Exercise
Select the lines below containing the word "共用資料夾".

==*==

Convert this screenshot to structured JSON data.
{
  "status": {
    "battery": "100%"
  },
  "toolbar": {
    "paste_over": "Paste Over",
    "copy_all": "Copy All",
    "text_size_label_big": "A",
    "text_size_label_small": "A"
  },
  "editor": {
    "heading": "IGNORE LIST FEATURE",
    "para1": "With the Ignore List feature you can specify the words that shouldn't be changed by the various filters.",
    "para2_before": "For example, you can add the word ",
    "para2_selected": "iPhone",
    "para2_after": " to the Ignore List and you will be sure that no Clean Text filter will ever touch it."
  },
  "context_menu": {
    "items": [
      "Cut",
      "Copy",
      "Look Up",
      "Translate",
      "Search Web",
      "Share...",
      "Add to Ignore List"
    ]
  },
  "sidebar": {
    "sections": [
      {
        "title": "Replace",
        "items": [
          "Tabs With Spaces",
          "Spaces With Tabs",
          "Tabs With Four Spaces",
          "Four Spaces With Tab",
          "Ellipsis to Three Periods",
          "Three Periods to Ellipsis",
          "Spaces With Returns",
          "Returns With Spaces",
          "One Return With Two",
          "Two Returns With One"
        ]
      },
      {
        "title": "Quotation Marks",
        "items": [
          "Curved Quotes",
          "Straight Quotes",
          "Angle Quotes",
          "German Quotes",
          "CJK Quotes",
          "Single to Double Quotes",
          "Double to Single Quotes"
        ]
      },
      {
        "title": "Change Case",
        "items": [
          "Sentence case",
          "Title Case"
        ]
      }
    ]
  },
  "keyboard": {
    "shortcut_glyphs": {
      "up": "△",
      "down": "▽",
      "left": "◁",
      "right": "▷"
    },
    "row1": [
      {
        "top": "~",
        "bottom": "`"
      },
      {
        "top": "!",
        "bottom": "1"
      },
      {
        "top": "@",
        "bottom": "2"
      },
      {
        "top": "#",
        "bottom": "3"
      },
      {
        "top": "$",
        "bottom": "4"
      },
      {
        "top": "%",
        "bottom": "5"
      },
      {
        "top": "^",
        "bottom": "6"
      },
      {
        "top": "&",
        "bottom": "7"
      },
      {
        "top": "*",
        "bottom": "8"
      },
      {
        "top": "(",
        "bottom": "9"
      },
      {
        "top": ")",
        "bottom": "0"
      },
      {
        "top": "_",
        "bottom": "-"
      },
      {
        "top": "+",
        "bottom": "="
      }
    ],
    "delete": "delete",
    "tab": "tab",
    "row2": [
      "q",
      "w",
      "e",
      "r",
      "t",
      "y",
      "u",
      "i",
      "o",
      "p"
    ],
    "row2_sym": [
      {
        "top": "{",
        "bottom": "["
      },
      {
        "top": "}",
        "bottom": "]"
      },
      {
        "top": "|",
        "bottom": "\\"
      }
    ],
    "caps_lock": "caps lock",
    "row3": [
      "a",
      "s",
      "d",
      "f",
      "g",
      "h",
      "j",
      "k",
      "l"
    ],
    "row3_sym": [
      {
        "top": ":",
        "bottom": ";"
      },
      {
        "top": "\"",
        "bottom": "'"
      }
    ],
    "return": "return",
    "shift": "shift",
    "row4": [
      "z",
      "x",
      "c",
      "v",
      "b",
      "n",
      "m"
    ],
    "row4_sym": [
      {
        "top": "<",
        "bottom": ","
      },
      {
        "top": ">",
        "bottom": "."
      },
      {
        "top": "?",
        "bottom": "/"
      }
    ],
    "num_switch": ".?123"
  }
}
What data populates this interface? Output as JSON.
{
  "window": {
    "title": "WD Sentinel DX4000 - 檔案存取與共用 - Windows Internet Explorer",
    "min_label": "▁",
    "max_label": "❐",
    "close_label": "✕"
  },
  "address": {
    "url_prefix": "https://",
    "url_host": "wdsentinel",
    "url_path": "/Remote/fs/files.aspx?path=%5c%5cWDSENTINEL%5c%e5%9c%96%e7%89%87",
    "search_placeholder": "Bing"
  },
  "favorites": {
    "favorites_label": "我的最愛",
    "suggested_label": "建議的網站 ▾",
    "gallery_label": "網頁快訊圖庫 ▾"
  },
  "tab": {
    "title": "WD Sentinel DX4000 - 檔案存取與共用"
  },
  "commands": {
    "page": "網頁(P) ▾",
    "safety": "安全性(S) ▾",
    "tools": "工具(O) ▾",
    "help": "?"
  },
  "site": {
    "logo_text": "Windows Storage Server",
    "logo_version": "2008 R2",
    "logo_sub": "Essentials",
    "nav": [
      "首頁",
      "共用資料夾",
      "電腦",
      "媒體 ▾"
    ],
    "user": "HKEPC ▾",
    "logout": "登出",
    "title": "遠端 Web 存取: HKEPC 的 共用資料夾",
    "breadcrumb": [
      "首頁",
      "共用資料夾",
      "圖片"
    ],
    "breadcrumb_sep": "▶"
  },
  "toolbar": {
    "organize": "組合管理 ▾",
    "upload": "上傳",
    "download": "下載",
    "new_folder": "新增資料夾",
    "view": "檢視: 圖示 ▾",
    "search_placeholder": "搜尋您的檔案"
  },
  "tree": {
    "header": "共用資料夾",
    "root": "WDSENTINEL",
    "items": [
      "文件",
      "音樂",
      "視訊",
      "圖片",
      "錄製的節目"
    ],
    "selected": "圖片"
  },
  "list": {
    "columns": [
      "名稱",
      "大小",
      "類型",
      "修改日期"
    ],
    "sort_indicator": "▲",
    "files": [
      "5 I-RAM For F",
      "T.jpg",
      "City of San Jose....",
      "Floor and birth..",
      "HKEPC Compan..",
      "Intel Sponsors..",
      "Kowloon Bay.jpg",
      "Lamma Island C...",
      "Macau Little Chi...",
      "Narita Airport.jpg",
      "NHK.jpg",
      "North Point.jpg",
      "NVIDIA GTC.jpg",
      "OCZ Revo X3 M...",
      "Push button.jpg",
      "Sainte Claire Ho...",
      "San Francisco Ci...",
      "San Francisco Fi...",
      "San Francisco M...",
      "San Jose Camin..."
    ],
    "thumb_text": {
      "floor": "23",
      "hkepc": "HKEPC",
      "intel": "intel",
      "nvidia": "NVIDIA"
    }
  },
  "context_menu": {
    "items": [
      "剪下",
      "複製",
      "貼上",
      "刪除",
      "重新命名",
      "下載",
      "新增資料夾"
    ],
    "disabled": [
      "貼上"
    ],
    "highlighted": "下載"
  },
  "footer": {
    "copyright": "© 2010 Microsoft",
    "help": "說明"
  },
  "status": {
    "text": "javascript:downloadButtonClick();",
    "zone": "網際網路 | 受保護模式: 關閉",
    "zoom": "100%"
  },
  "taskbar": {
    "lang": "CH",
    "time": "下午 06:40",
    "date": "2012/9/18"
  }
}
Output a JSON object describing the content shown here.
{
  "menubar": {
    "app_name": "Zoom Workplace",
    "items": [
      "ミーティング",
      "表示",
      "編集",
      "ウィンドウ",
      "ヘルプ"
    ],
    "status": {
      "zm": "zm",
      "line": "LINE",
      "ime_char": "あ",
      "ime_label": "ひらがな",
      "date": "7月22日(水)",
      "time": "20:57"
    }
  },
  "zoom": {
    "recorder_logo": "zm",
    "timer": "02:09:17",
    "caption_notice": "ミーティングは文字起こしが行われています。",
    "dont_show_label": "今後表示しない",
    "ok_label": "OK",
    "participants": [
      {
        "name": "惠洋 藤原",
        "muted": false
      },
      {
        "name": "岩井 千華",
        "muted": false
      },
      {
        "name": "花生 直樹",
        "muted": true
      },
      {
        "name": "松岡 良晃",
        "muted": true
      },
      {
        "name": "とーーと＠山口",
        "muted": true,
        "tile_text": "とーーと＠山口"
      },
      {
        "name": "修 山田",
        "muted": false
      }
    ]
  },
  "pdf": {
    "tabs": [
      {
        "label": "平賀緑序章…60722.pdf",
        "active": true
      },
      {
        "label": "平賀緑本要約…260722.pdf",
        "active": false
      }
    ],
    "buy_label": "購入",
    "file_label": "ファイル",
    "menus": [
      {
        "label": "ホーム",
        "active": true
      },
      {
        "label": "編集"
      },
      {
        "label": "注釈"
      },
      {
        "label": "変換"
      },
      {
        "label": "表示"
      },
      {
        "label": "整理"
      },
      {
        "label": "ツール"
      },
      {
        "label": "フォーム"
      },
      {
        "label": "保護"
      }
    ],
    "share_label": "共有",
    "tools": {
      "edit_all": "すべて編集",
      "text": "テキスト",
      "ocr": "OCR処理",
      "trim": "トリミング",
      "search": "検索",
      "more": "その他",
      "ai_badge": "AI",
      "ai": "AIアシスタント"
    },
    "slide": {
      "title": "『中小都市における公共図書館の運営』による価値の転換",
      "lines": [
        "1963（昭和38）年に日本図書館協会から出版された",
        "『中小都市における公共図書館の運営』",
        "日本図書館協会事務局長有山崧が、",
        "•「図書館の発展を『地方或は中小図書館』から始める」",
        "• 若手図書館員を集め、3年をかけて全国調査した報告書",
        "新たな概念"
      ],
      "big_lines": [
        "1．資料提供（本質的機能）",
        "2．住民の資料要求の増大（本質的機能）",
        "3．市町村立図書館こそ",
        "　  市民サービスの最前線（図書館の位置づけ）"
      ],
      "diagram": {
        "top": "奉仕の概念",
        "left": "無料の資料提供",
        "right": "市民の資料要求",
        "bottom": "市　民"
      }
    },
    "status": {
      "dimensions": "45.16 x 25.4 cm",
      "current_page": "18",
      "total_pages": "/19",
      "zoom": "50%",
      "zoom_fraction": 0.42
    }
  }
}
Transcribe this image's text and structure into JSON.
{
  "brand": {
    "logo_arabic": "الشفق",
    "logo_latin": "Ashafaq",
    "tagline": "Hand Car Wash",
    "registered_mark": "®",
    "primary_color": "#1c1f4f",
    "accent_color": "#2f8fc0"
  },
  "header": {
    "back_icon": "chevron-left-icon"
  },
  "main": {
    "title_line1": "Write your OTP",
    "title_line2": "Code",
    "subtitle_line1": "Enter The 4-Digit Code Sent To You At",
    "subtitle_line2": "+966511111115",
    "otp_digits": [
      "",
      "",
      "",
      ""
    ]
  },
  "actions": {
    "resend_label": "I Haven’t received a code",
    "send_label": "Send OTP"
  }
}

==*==

Output of the task
      "共用資料夾",
    "title": "遠端 Web 存取: HKEPC 的 共用資料夾",
      "共用資料夾",
    "header": "共用資料夾",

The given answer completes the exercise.